If an animal has reached endangered status on the IUCN Red List, that means that their natural populations have dropped so significantly that the species populations may not be able to grow quicker than they decline. Animals in danger of being extinct will affect all populations, including humans.
Animals are becoming endangered due to:
- habitat loss
- habitat changes
- hunting & poaching
- competition with non native species which can lead to what WE feel is the most important-
- the spread of disease
Many times, diseases are introduced to wildlife when humans and domestic animals (dogs, cats, etc.) are forced to live closer than they should to wildlife. When non native species begin creeping into wildlife habitats, they often bring new diseases that the local wildlife is not immune to.

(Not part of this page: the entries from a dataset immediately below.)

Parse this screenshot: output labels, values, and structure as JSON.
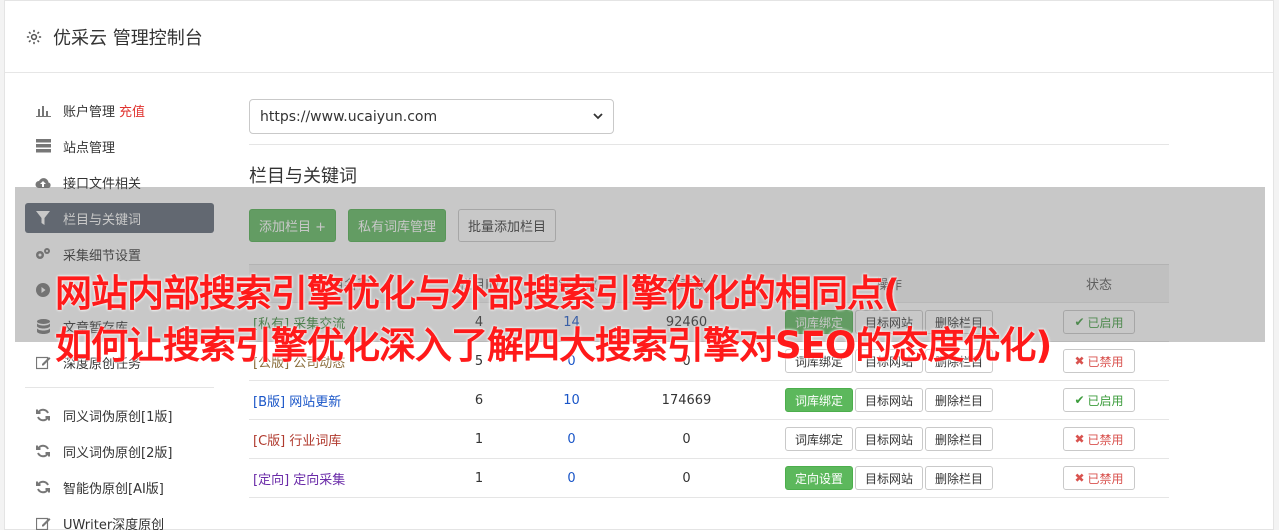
{
  "header": {
    "title": "优采云 管理控制台",
    "icon": "gear-icon"
  },
  "sidebar": {
    "items": [
      {
        "label": "账户管理",
        "extra": "充值",
        "icon": "bar-chart-icon"
      },
      {
        "label": "站点管理",
        "icon": "server-icon"
      },
      {
        "label": "接口文件相关",
        "icon": "cloud-upload-icon"
      },
      {
        "label": "栏目与关键词",
        "icon": "filter-icon",
        "active": true
      },
      {
        "label": "采集细节设置",
        "icon": "cogs-icon"
      },
      {
        "label": "",
        "icon": "play-circle-icon"
      },
      {
        "label": "文章暂存库",
        "icon": "database-icon"
      },
      {
        "label": "深度原创任务",
        "icon": "edit-icon"
      }
    ],
    "items2": [
      {
        "label": "同义词伪原创[1版]",
        "icon": "refresh-icon"
      },
      {
        "label": "同义词伪原创[2版]",
        "icon": "refresh-icon"
      },
      {
        "label": "智能伪原创[AI版]",
        "icon": "refresh-icon"
      },
      {
        "label": "UWriter深度原创",
        "icon": "edit-icon"
      }
    ]
  },
  "site_select": {
    "value": "https://www.ucaiyun.com"
  },
  "section": {
    "title": "栏目与关键词"
  },
  "toolbar": {
    "add_column": "添加栏目 +",
    "private_lib": "私有词库管理",
    "batch_add": "批量添加栏目"
  },
  "table": {
    "headers": [
      "栏目名称",
      "栏目ID",
      "关键词数",
      "文章数",
      "操作",
      "状态"
    ],
    "rows": [
      {
        "tag": "[私有]",
        "name": "采集交流",
        "id": "4",
        "kw": "14",
        "articles": "92460",
        "btn1": "词库绑定",
        "btn2": "目标网站",
        "btn3": "删除栏目",
        "status": "已启用",
        "on": true,
        "cls": "c-private",
        "btn1green": true
      },
      {
        "tag": "[公版]",
        "name": "公司动态",
        "id": "5",
        "kw": "0",
        "articles": "0",
        "btn1": "词库绑定",
        "btn2": "目标网站",
        "btn3": "删除栏目",
        "status": "已禁用",
        "on": false,
        "cls": "c-public",
        "btn1green": false
      },
      {
        "tag": "[B版]",
        "name": "网站更新",
        "id": "6",
        "kw": "10",
        "articles": "174669",
        "btn1": "词库绑定",
        "btn2": "目标网站",
        "btn3": "删除栏目",
        "status": "已启用",
        "on": true,
        "cls": "c-b",
        "btn1green": true
      },
      {
        "tag": "[C版]",
        "name": "行业词库",
        "id": "1",
        "kw": "0",
        "articles": "0",
        "btn1": "词库绑定",
        "btn2": "目标网站",
        "btn3": "删除栏目",
        "status": "已禁用",
        "on": false,
        "cls": "c-c",
        "btn1green": false
      },
      {
        "tag": "[定向]",
        "name": "定向采集",
        "id": "1",
        "kw": "0",
        "articles": "0",
        "btn1": "定向设置",
        "btn2": "目标网站",
        "btn3": "删除栏目",
        "status": "已禁用",
        "on": false,
        "cls": "c-dir",
        "btn1green": true
      }
    ]
  },
  "overlay": {
    "line1": "网站内部搜索引擎优化与外部搜索引擎优化的相同点(",
    "line2": "如何让搜索引擎优化深入了解四大搜索引擎对SEO的态度优化)"
  },
  "colors": {
    "accent_green": "#5cb85c",
    "active_nav": "#5b6573",
    "overlay_text": "#ff1a1a",
    "danger": "#d9534f"
  }
}
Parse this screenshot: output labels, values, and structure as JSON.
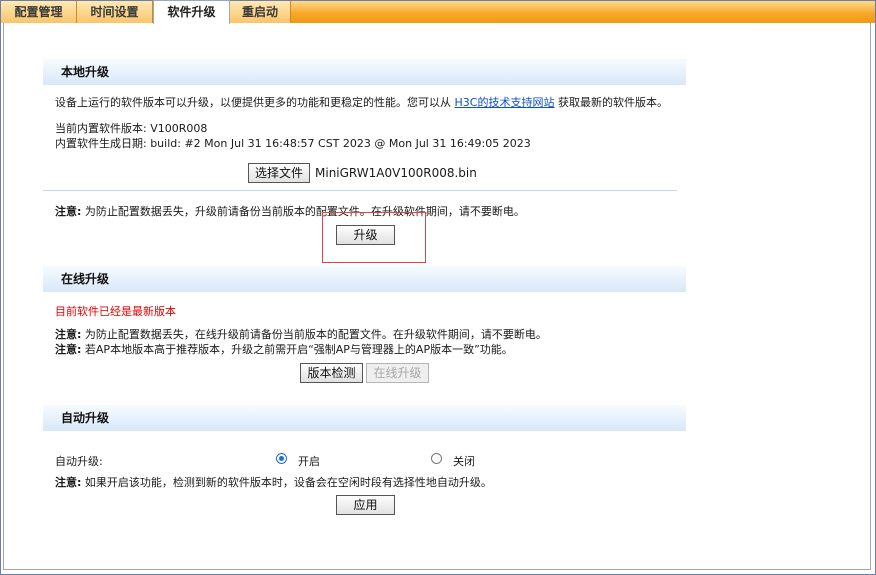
{
  "tabs": [
    {
      "label": "配置管理",
      "active": false
    },
    {
      "label": "时间设置",
      "active": false
    },
    {
      "label": "软件升级",
      "active": true
    },
    {
      "label": "重启动",
      "active": false
    }
  ],
  "local": {
    "title": "本地升级",
    "desc_prefix": "设备上运行的软件版本可以升级，以便提供更多的功能和更稳定的性能。您可以从",
    "desc_link": "H3C的技术支持网站",
    "desc_suffix": "获取最新的软件版本。",
    "version_line": "当前内置软件版本: V100R008",
    "build_line": "内置软件生成日期:  build: #2 Mon Jul 31 16:48:57 CST 2023 @ Mon Jul 31 16:49:05 2023",
    "choose_file_button": "选择文件",
    "file_name": "MiniGRW1A0V100R008.bin",
    "note_label": "注意:",
    "note_text": "为防止配置数据丢失，升级前请备份当前版本的配置文件。在升级软件期间，请不要断电。",
    "upgrade_button": "升级"
  },
  "online": {
    "title": "在线升级",
    "status": "目前软件已经是最新版本",
    "note1_label": "注意:",
    "note1_text": "为防止配置数据丢失，在线升级前请备份当前版本的配置文件。在升级软件期间，请不要断电。",
    "note2_label": "注意:",
    "note2_text": "若AP本地版本高于推荐版本，升级之前需开启“强制AP与管理器上的AP版本一致”功能。",
    "check_button": "版本检测",
    "online_upgrade_button": "在线升级"
  },
  "auto": {
    "title": "自动升级",
    "label": "自动升级:",
    "option_on": "开启",
    "option_off": "关闭",
    "selected": "开启",
    "note_label": "注意:",
    "note_text": "如果开启该功能，检测到新的软件版本时，设备会在空闲时段有选择性地自动升级。",
    "apply_button": "应用"
  },
  "colors": {
    "tab_bar": "#f6a623",
    "status_red": "#e00000",
    "link_blue": "#0b4fc9",
    "highlight_border": "#d84848"
  }
}
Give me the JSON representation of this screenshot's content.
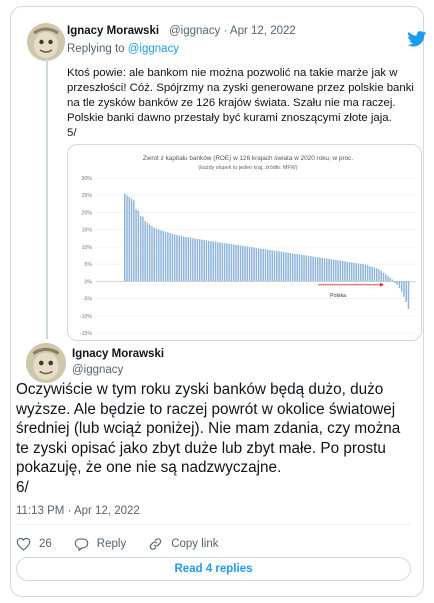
{
  "reply_tweet": {
    "name": "Ignacy Morawski",
    "handle": "@iggnacy",
    "date": "Apr 12, 2022",
    "replying_to_label": "Replying to",
    "replying_to_handle": "@iggnacy",
    "text_lines": [
      "Ktoś powie: ale bankom nie można pozwolić na takie marże jak w",
      "przeszłości! Cóż. Spójrzmy na zyski generowane przez polskie banki",
      "na tle zysków banków ze 126 krajów świata. Szału nie ma raczej.",
      "Polskie banki dawno przestały być kurami znoszącymi złote jaja.",
      "5/"
    ]
  },
  "chart_data": {
    "type": "bar",
    "title": "Zwrot z kapitału banków (ROE) w 126 krajach świata w 2020 roku, w proc.",
    "subtitle": "(każdy słupek to jeden kraj, źródło: MFW)",
    "ylim": [
      -15,
      30
    ],
    "yticks": [
      "30%",
      "25%",
      "20%",
      "15%",
      "10%",
      "5%",
      "0%",
      "-5%",
      "-10%",
      "-15%"
    ],
    "bar_color": "#8fb4d9",
    "highlight_color": "#d93030",
    "highlight_label": "Polska",
    "highlight_value": -1,
    "values": [
      25.5,
      25,
      24.5,
      24,
      23.5,
      21,
      20.5,
      19,
      18.8,
      17.5,
      17,
      16.5,
      16,
      15.5,
      15.2,
      15,
      14.8,
      14.6,
      14.4,
      14.2,
      14,
      13.8,
      13.6,
      13.5,
      13.3,
      13.2,
      13,
      12.9,
      12.8,
      12.7,
      12.5,
      12.4,
      12.3,
      12.2,
      12.1,
      12,
      11.9,
      11.8,
      11.7,
      11.6,
      11.5,
      11.4,
      11.3,
      11.2,
      11.1,
      11,
      10.9,
      10.8,
      10.7,
      10.6,
      10.5,
      10.4,
      10.3,
      10.2,
      10.1,
      10,
      9.9,
      9.8,
      9.7,
      9.6,
      9.5,
      9.4,
      9.3,
      9.2,
      9.1,
      9,
      8.9,
      8.8,
      8.7,
      8.6,
      8.5,
      8.4,
      8.3,
      8.2,
      8.1,
      8,
      7.9,
      7.8,
      7.7,
      7.6,
      7.5,
      7.4,
      7.3,
      7.2,
      7.1,
      7,
      6.9,
      6.8,
      6.7,
      6.6,
      6.5,
      6.4,
      6.3,
      6.2,
      6.1,
      6,
      5.9,
      5.8,
      5.7,
      5.6,
      5.5,
      5.4,
      5.3,
      5.2,
      5.1,
      5,
      4.8,
      4.6,
      4.4,
      4.2,
      4,
      3.8,
      3.5,
      3,
      2.5,
      2,
      1.5,
      1,
      0.5,
      -0.5,
      -1,
      -2,
      -3,
      -4.5,
      -6,
      -8
    ]
  },
  "main_tweet": {
    "name": "Ignacy Morawski",
    "handle": "@iggnacy",
    "text_lines": [
      "Oczywiście w tym roku zyski banków będą dużo, dużo",
      "wyższe. Ale będzie to raczej powrót w okolice światowej",
      "średniej (lub wciąż poniżej). Nie mam zdania, czy można",
      "te zyski opisać jako zbyt duże lub zbyt małe. Po prostu",
      "pokazuję, że one nie są nadzwyczajne.",
      "6/"
    ],
    "timestamp": "11:13 PM · Apr 12, 2022",
    "like_count": "26",
    "reply_label": "Reply",
    "copy_link_label": "Copy link",
    "read_replies_label": "Read 4 replies"
  },
  "colors": {
    "accent": "#1d9bf0",
    "like": "#536471",
    "border": "#cfd9de"
  },
  "icons": [
    "twitter-bird-icon",
    "heart-icon",
    "reply-icon",
    "link-icon"
  ]
}
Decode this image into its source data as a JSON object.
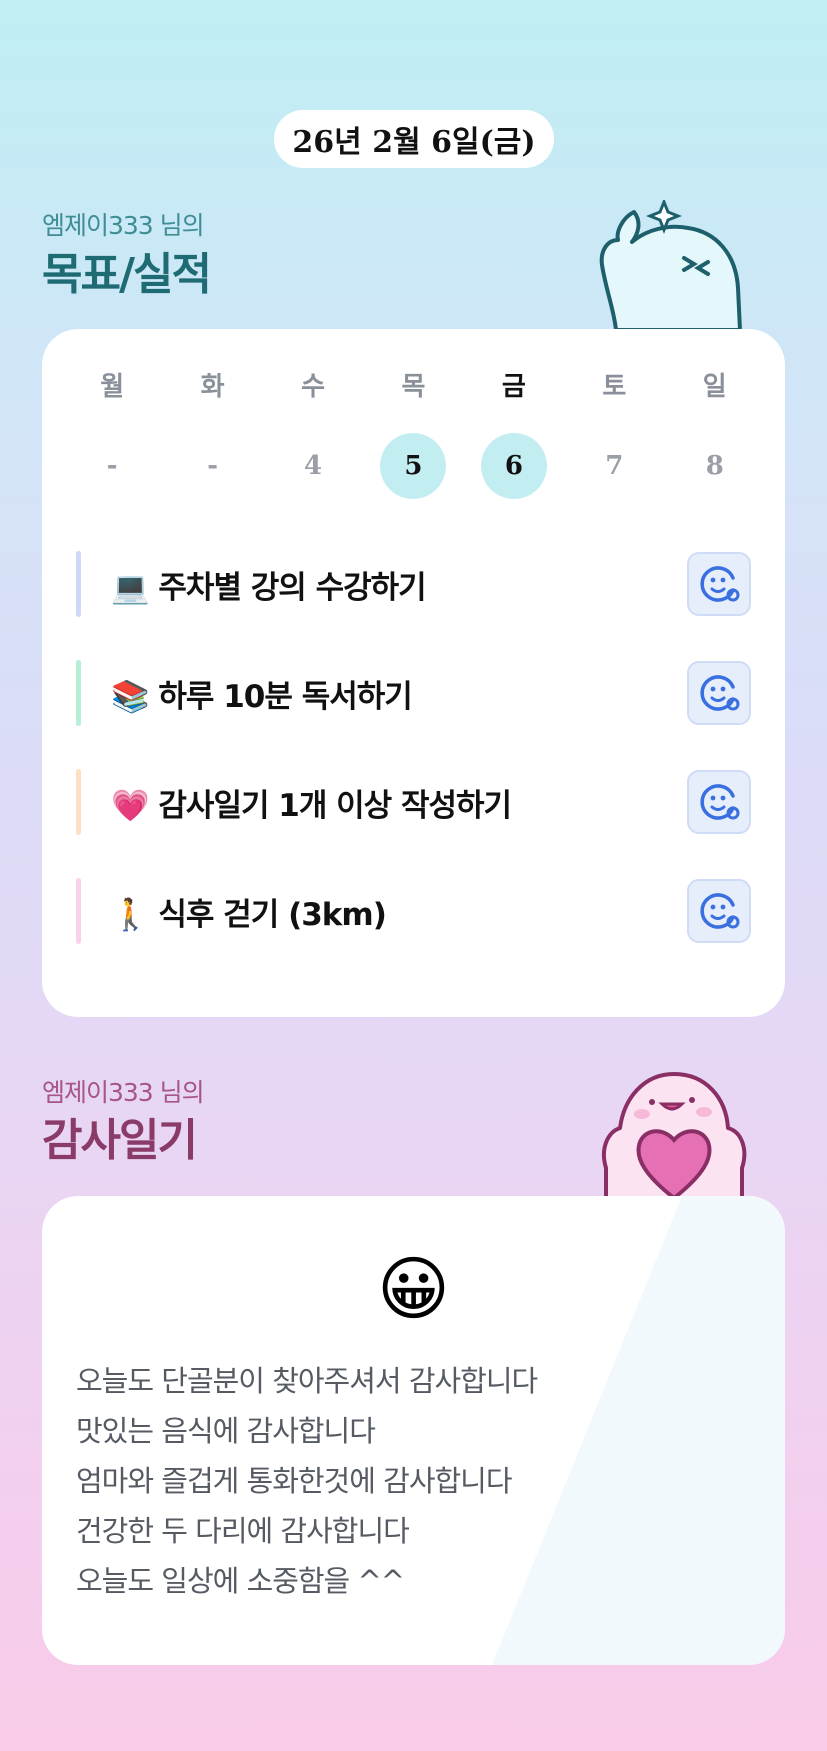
{
  "date": "26년 2월 6일(금)",
  "goals_section": {
    "subtitle": "엠제이333 님의",
    "title": "목표/실적",
    "weekdays": [
      "월",
      "화",
      "수",
      "목",
      "금",
      "토",
      "일"
    ],
    "dates": [
      "-",
      "-",
      "4",
      "5",
      "6",
      "7",
      "8"
    ],
    "items": [
      {
        "emoji": "💻",
        "label": "주차별 강의 수강하기",
        "bar_color": "#cdd8fa"
      },
      {
        "emoji": "📚",
        "label": "하루 10분 독서하기",
        "bar_color": "#b5efd6"
      },
      {
        "emoji": "💗",
        "label": "감사일기 1개 이상 작성하기",
        "bar_color": "#fde0c4"
      },
      {
        "emoji": "🚶",
        "label": "식후 걷기 (3km)",
        "bar_color": "#fad2ec"
      }
    ],
    "action_icon": "smile-face-icon"
  },
  "diary_section": {
    "subtitle": "엠제이333 님의",
    "title": "감사일기",
    "mood_emoji": "😀",
    "lines": [
      "오늘도 단골분이 찾아주셔서 감사합니다",
      "맛있는 음식에 감사합니다",
      "엄마와 즐겁게 통화한것에 감사합니다",
      "건강한 두 다리에 감사합니다",
      "오늘도 일상에 소중함을 ^^"
    ]
  },
  "colors": {
    "goals_title": "#1f6b73",
    "goals_subtitle": "#3e8c94",
    "diary_title": "#8a3b68",
    "diary_subtitle": "#a85489",
    "accent_circle": "#c2eef2",
    "icon_blue": "#3a6fe0"
  }
}
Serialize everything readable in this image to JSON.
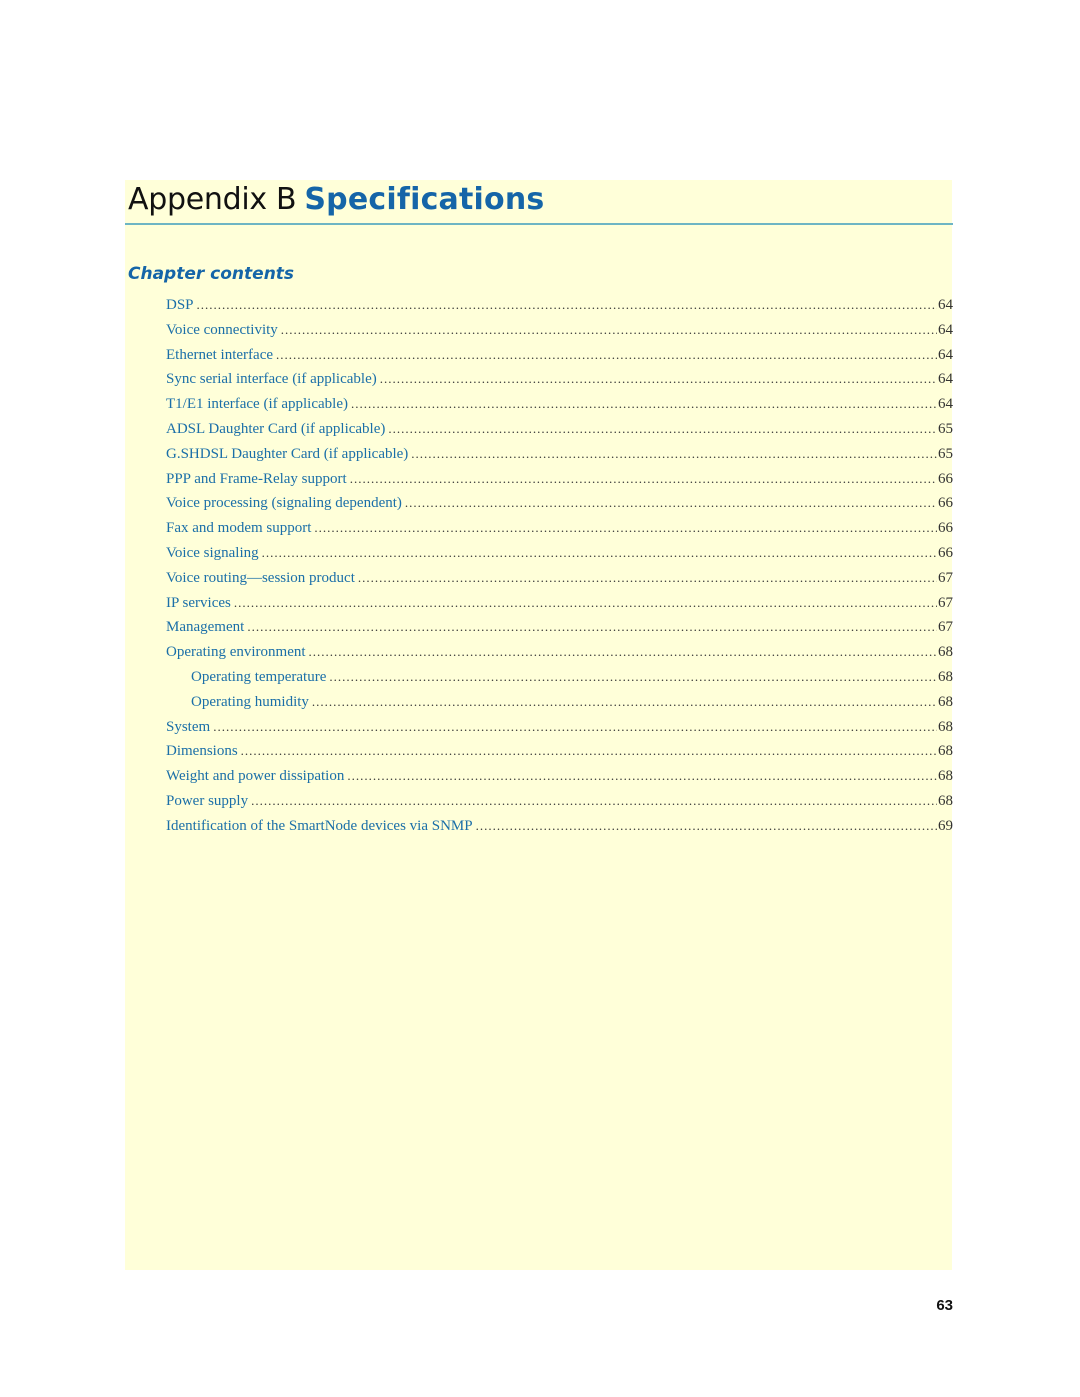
{
  "header": {
    "prefix": "Appendix B",
    "title": "Specifications"
  },
  "section": {
    "title": "Chapter contents"
  },
  "toc": [
    {
      "label": "DSP",
      "page": "64",
      "level": 1
    },
    {
      "label": "Voice connectivity",
      "page": "64",
      "level": 1
    },
    {
      "label": "Ethernet interface",
      "page": "64",
      "level": 1
    },
    {
      "label": "Sync serial interface (if applicable)",
      "page": "64",
      "level": 1
    },
    {
      "label": "T1/E1 interface (if applicable)",
      "page": "64",
      "level": 1
    },
    {
      "label": "ADSL Daughter Card (if applicable)",
      "page": "65",
      "level": 1
    },
    {
      "label": "G.SHDSL Daughter Card (if applicable)",
      "page": "65",
      "level": 1
    },
    {
      "label": "PPP and Frame-Relay support",
      "page": "66",
      "level": 1
    },
    {
      "label": "Voice processing (signaling dependent)",
      "page": "66",
      "level": 1
    },
    {
      "label": "Fax and modem support",
      "page": "66",
      "level": 1
    },
    {
      "label": "Voice signaling",
      "page": "66",
      "level": 1
    },
    {
      "label": "Voice routing—session product",
      "page": "67",
      "level": 1
    },
    {
      "label": "IP services",
      "page": "67",
      "level": 1
    },
    {
      "label": "Management",
      "page": "67",
      "level": 1
    },
    {
      "label": "Operating environment",
      "page": "68",
      "level": 1
    },
    {
      "label": "Operating temperature",
      "page": "68",
      "level": 2
    },
    {
      "label": "Operating humidity",
      "page": "68",
      "level": 2
    },
    {
      "label": "System",
      "page": "68",
      "level": 1
    },
    {
      "label": "Dimensions",
      "page": "68",
      "level": 1
    },
    {
      "label": "Weight and power dissipation",
      "page": "68",
      "level": 1
    },
    {
      "label": "Power supply",
      "page": "68",
      "level": 1
    },
    {
      "label": "Identification of the SmartNode devices via SNMP",
      "page": "69",
      "level": 1
    }
  ],
  "footer": {
    "page_number": "63"
  },
  "colors": {
    "panel_background": "#ffffd9",
    "accent_blue": "#1565a8",
    "link_blue": "#1b6fa8",
    "rule": "#6db5c4"
  }
}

Outbreaks of disease can cripple the wildlife’s immune system, causing the species to become endangered. Diseases like elephant endotheliotropic virus (EEHV), TB, and even various strains of influenza can be detrimental to a species as they are all highly contagious and could affect all animals around them, not just their own species. Too often, the mortality rate is higher than the survival rate because treatment does not occur or is too late.
The Wild Animal Health Fund is helping the zoo and wildlife veterinarians and experts diagnose, treat and prevent diseases in all the species of our world by providing financial support. We cannot do it alone. In order to help the experts help the animals, we need YOUR help, too.
Want more? Here are 10 ways you can help endangered animals!